The District of Clearwater (DOC) is looking at the possibility of establishing a micro village within city limits in hopes of providing more affordable housing in the district.
A recommendation was made that DOC administration provide a report to council regarding the feasibility of constructing such a village, which is to include zoning and building requirements and is due in January 2020.
“It’s a budding concept, certainly in North America and definitely in B.C., as a response to some of the housing issues that people face and so we’re looking to see what zoning might be required, what the concept might look like, and how this would fit into attracting new people to Clearwater,” said Coun. Shelley Sim, who made the recommendation.
“Would this carve out a different kind of niche market that would bring some budding entrepreneurs or home-based workers, or just general workers? How could this infill some of our population to continue a forward-looking vision for the community?”
As the term micro village suggests, the homes that occupy them are much smaller than a traditional house and are much cheaper to own, which makes them appealing to the millennial market and those looking at breaking into the housing market.
One such project has popped up in Terrace, B.C. where a micro village of about 17 small homes has been constructed.
Sim said she knows people who have moved to that area and voiced concerns about younger workers who struggle with the high rental costs, which in some cases prohibits them from taking job opportunities, and similar situations have happened in Clearwater.
“At the last council meeting council voted to ask staff to look into different areas that might be doing this across Canada and then look at some of the policy and zoning requirements,” said Sim.
“There’s a community in Terrace already doing this under the municipality and (we want to touch) base with them to see if their template is something that’s workable, but at the end of the day it has to be workable for Clearwater and the North Thompson Valley, so this is really an exploration to see if this is something our community would interested in.”
Sim added there are challenges in identifying what a tiny home is, whether it’s a truck, a home, or an R.V., and then making sure planning and zoning can be addressed accordingly.
Other amenities could be added to the village, like community gardens, stores, and community workspaces, so commercial zoning also has to be considered.
“I think (this idea) came from a need to look at housing differently and the fact this is cropping up — there are areas that are actually building tiny homes — we are looking at what our community can do,” said Sim.

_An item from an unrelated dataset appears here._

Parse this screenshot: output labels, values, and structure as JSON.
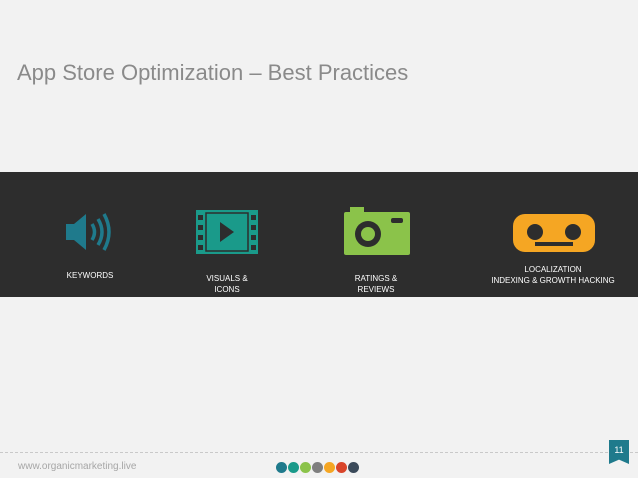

“Could we build tiny homes? Then could we have our own village? Could that be a different industry that’ll spark something?”